Carole Brown, an official at Lehman Brothers in Chicago who helped refinance the convention center bond issue in the 1990s, said that such a use-change for the site could indeed trigger a need to pay off the bonds in full. But she cautioned that without knowing further details of the development, it was not possible to say if that would actually occur.
In comments last week, Altman seemed to assert that the city does expect much of the development at the site to be private. Speaking on "D.C. Politics Hour," Altman answered a Common Denominator reporter’s question about how the city was handling the debt by saying, "We’re looking at significant private development at the site." He then cited the hoped-for retail and housing development.
"The economics of it will be handled in terms of private development," Altman said.
Evans said the need to pay back the whole $36 million on short notice wouldn't be a large problem, even if it occurred.
"You’d just borrow more money to pay (the bonds) off. I don’t mean to minimize $36 million," he said, "but I think that’s a number we could handle."

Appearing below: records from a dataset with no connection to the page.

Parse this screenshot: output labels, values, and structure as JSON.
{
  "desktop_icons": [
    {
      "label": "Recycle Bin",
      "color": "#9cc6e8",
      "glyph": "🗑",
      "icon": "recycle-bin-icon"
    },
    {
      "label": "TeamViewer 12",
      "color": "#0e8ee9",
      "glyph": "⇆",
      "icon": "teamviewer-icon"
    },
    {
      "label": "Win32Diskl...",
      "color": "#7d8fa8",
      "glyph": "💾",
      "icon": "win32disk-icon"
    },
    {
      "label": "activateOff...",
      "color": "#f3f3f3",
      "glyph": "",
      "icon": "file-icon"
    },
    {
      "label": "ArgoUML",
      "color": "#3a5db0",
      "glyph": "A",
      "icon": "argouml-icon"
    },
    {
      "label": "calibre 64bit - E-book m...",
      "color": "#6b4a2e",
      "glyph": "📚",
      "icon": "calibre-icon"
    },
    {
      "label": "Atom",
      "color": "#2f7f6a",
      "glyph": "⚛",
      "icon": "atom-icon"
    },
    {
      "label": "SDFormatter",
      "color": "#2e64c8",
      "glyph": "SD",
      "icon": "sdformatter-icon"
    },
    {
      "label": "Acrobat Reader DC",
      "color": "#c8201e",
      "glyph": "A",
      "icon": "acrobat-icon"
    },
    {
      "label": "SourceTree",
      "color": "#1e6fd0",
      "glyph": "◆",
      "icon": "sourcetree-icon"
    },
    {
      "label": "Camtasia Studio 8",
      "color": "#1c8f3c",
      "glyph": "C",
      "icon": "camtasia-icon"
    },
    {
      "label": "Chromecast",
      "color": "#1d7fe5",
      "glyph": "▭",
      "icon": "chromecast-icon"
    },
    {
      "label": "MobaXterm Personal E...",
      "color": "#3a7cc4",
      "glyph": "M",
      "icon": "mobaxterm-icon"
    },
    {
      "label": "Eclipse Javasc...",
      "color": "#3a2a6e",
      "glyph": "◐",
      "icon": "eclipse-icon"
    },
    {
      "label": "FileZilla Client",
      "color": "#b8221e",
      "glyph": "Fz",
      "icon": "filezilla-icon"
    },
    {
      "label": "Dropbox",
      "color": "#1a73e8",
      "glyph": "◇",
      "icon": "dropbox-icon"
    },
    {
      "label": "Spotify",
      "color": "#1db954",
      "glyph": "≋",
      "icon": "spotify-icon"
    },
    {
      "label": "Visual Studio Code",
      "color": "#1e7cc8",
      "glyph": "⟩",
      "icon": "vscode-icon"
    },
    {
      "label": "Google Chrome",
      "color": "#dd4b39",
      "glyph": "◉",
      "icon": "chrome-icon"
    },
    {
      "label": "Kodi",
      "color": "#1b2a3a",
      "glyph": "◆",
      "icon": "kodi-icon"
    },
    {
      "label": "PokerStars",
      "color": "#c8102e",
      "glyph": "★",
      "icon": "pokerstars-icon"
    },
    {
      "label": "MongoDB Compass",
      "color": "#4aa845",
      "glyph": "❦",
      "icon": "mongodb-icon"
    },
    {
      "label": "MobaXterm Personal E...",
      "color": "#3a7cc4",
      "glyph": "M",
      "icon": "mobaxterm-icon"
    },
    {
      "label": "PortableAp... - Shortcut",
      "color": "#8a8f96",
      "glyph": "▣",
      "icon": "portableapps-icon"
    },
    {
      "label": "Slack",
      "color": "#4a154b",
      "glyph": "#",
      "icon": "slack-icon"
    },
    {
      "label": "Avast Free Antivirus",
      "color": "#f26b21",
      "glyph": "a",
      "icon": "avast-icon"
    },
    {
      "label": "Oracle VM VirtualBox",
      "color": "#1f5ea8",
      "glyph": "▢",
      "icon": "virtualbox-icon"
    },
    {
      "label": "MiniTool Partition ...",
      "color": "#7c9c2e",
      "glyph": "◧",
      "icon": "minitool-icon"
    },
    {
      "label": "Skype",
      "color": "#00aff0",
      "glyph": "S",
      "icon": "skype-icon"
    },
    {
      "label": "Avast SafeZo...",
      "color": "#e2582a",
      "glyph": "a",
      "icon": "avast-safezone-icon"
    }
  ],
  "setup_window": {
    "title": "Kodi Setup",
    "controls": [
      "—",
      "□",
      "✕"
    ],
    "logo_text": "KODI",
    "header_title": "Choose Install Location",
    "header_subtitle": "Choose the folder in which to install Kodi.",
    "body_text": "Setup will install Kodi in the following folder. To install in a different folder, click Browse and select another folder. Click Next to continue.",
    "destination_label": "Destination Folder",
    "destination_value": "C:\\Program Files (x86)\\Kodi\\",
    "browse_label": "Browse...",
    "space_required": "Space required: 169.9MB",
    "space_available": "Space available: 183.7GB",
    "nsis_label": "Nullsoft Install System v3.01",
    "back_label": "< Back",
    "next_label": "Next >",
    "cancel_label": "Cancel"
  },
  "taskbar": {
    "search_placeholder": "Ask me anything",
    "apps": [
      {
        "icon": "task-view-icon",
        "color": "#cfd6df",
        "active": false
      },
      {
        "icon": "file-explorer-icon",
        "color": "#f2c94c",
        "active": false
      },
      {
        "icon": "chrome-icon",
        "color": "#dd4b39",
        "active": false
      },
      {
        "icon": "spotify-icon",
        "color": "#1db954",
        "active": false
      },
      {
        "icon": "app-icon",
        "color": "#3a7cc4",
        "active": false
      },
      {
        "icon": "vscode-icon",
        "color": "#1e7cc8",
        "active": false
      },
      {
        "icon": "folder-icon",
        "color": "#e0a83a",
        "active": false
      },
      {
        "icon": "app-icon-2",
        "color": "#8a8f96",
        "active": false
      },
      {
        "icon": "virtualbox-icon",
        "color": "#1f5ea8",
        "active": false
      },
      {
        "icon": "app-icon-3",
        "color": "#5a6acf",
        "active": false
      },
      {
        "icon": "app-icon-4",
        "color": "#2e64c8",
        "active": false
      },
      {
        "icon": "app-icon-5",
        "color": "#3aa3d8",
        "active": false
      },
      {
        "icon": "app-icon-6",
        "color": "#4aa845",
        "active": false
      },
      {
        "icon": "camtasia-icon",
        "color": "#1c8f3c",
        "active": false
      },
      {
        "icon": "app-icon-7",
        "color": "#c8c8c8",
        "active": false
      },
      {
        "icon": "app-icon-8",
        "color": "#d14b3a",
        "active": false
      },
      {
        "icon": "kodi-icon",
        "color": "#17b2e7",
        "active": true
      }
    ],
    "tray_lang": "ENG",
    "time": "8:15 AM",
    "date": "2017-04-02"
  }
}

Hanrahan said she thinks city officials should insist that the Washington Convention Center Authority take on the old center’s debt, which she said should be paid for from the same special taxes on hotel and restaurant monies that are financing the new center.
"Why should the taxpayers go on paying that bill?" she asked.
But authority head Dawley rejected that idea.
"I think that’s an easy thing to say," he said. "But we have $550 million of our bondholders’ money. We could not co-mingle the two. We’d have to go back and re-do our bond deal."
Dawley said he could imagine only one way the authority might take on the old debt: if the city were to transfer control of the site’s future development to the authority, too.
"There’s an option," he said. "If the city wanted to turn the old center over to the authority to develop, then I suppose we could discuss that."
City officials were not suggesting that possibility last week.
Copyright 2003, The Common Denominator